Lanka President Rajapaksa`s senior envoy departs for India
Sri Lanka sent President Mahinda Rajapaksa`s younger brother Basil to Delhi to hold talks with Indian leadership over its controversial plan to tinker with the India-moved thirteenth amendment (13A).
Colombo: Sri Lanka on Thursday sent President Mahinda Rajapaksa`s younger brother Basil to Delhi to hold talks with Indian leadership over its controversial plan to tinker with the India-moved thirteenth amendment (13A).
Basil Rajapaksa is the minister of economic development and the key political advisor to his brother. Basil is expected to meet External Affairs Minister Salman Khurshid and National Security Advisor Shivashankar Menon.
The visit comes ahead of the government plans to dilute powers of the provincial councils - a system enshrined in the Sri Lankan constitution in 1987 as a result of Indian intervention in the country`s ethnic conflict with the minority Tamils.

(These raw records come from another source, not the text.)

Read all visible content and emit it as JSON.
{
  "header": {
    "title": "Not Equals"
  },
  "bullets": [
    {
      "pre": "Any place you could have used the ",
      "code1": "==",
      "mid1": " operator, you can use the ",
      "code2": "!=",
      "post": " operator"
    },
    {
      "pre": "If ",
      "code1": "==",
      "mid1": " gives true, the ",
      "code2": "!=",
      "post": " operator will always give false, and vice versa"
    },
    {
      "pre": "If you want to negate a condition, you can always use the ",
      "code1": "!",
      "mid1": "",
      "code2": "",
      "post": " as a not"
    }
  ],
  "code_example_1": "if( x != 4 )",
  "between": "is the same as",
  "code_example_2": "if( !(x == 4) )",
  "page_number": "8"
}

"We are sending a senior minister of the government as a common courtesy because the provincial councils were established as a result of the Rajiv Gandhi-JR Jayawardene pact," government spokesman and minister Keheliya Rambukwella said.
"What he will do is inform India what we are going to do with the 13th Amendment. As a government, we have decided that it requires certain amendments, or changes to suit the present time. A Constitution is not cast in stone. It can be changed from time to time."
Asked if the government meant reducing police and land powers from provincial councils, the minister said: "Some may say it is an increase of powers while others may argue otherwise. Although the 13th amendment gave police and land powers to provincial councils, these powers were never exercised by them because the power was not given to them.
"Now for the first time we are proposing that we give them some police powers, may be in respect of traffic cases and at magisterial level. Anything above than can be at the national level. In practise we giving provincial councils more police powers. But in theory, one can say they will have less powers."
Rambukwella said Rajapaksa was hoping to explain this to
the Indian government.
Asked if it was just informing India or there could be a dialogue with New Delhi, the Minister said, "Hopefully, there could be a dialogue."
The younger Rajapaksa visit also comes in the backdrop of a visit to New Delhi by Sri Lanka`s the main Tamil party Tamil National Alliance (TNA) which opposed the government plans at the behest of its nationalist allies to dilute 13A.
The tinkering of the 13A, a by-product of the Indo-Sri Lankan Accord of July 1987 to try and resolve the ethnic conflict, is being attempted ahead of the provincial council elections in Tamil-dominated northern areas in September.
TNA has said it will not take part in the proposed Parliamentary Select Committee (PSC) proceedings to review the 13A, saying it has been convened to strip provincial council of powers.
A senior TNA legislator, Suresh Premachandran, said his party has decided to skip the PSC proceedings, which is expected to get underway on July 9.
Analysts say Indian pressure has forced Colombo to retain the 13A sans amendments until the conclusion of the northern provincial council elections scheduled for September.
Khurshid in a phone conversation with his Sri Lankan counterpart G L Peiris in May had stressed that Colombo should not unilaterally move against the 13A.